This tweak streak started a few weeks ago when Craig and I threw a little party for our February birthdays and, being the person that I am, I bought way too many lemons and limes. When the party was over, I used the lemons to make lemon sherbet and the limes? What would I do with those limes? I decided to make a favorite cake–The Barefoot Contessa’s lemon cake (recipe here)–and to substitute the limes for the lemons. And thus was born the Leftover Lime Cake:
Everyone who ate it ooohed and ahhhed and asked for the recipe. “It’s not a recipe,” I explained, “it’s a tweak.” They looked at me blankly. Such is the life of a recipe tweaker.
The next tweak I tweaked was an idea I got after reading your comments on my Heaven & Hell Cauliflower Pasta post. Brenda, a commenter, asked: “The fennel seeds are used whole? Not ground? Not toasted?”
Well, yes, Brenda they’re normally used whole. It’s not like I even came up with that, it’s in the original Zuni Cafe recipe, but your comment got me thinking. What if I did toast the fennel seeds first? And what if I then ground them up in a coffee grinder?
Behold the best Heaven & Hell Cauliflower Pasta I’ve ever made:
As always happens when you toast and grind a spice, the fennel flavor here was much more pronounced. I also took it easier on the salt this time around after some of you complained that the dish was too salty (a strange complaint, I think, since–besides the anchovies–you’re always in control of how much salt you add. It’s not like I gave salt amounts!) But still, I’d always been too un-Bloomberglike in my salting of that particular dish, so this time I took it easy. And Craig said: “This is the best version of this you’ve ever done.”
Take a bow, recipe tweaker.
Not all of my tweaks, however, have proved successful. Sometimes what I define as a “tweak” is really just me being lazy. I was excited to make the scallops in Thomas Keller’s “Ad Hoc at Home.” I followed his instructions to brine them in salt water:
But, when it came time to cook them, I ignored his instruction to use clarified butter (which would take a little time to make) and, instead, “tweaked” the recipe with olive oil as the new fat. The resulting scallops–which were supposed to be golden brown and crusty–were sad, soggy, unseared specimens (you can see them at the top of this post).
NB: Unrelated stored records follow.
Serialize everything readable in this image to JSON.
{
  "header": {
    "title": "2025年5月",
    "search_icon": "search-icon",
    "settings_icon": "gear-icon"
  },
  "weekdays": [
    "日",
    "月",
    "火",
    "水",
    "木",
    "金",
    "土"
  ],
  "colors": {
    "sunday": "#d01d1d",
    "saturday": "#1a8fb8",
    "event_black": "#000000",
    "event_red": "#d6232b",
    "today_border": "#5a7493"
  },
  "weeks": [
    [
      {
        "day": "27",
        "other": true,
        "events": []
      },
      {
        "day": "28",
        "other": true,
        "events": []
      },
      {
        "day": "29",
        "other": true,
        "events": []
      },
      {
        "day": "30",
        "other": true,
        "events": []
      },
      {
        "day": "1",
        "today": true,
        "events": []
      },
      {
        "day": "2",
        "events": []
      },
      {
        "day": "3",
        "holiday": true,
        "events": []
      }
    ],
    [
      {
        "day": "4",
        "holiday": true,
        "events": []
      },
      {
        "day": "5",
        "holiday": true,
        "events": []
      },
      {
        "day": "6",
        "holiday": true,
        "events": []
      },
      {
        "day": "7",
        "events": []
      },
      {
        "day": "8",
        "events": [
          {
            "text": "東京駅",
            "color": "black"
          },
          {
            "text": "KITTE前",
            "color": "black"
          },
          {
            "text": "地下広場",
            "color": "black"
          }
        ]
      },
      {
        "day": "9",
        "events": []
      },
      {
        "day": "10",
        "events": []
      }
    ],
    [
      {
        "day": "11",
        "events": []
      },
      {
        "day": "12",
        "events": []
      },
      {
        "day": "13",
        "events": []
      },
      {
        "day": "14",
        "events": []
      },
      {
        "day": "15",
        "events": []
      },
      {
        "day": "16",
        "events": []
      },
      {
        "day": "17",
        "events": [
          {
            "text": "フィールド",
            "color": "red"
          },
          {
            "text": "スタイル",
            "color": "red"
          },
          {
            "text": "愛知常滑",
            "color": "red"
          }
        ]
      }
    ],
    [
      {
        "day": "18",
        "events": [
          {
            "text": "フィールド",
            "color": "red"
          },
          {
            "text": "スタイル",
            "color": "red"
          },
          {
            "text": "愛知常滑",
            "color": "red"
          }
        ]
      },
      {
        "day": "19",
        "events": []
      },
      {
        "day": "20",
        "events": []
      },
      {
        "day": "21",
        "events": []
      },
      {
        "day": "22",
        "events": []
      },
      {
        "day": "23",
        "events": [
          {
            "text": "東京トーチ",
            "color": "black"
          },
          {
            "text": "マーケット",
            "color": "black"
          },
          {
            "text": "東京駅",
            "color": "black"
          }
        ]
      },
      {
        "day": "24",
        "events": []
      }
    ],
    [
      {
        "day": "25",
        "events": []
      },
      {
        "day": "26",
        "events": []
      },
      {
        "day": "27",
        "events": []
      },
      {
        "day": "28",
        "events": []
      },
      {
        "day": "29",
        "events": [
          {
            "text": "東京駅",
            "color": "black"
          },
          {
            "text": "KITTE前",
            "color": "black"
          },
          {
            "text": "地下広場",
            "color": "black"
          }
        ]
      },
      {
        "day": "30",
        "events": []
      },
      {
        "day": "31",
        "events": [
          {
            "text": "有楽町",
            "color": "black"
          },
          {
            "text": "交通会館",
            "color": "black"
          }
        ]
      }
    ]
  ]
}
But all wasn’t lost. I “tweaked” the recipe so instead of serving them with whatever it is Thomas Keller wants you to serve them with, I served them on a bed of cabbage cooked with bacon and wine (a recipe I learned from Rebecca Charles when we made our fish musical. Recipe here.)
So even a bad tweak has a silver tweak lining. And that’s the point, isn’t it? The beginner cook cooks nervously, makes mistakes and follows a recipe like it’s the written word of God. The intermediate cook might make a change here or there, but does so cautiously. It’s only when you make big, bold changes–swapping limes for lemons, grinding and toasting your spices, ignoring the Mighty Keller–that you can call yourself a real cook. AKA: a recipe tweaker.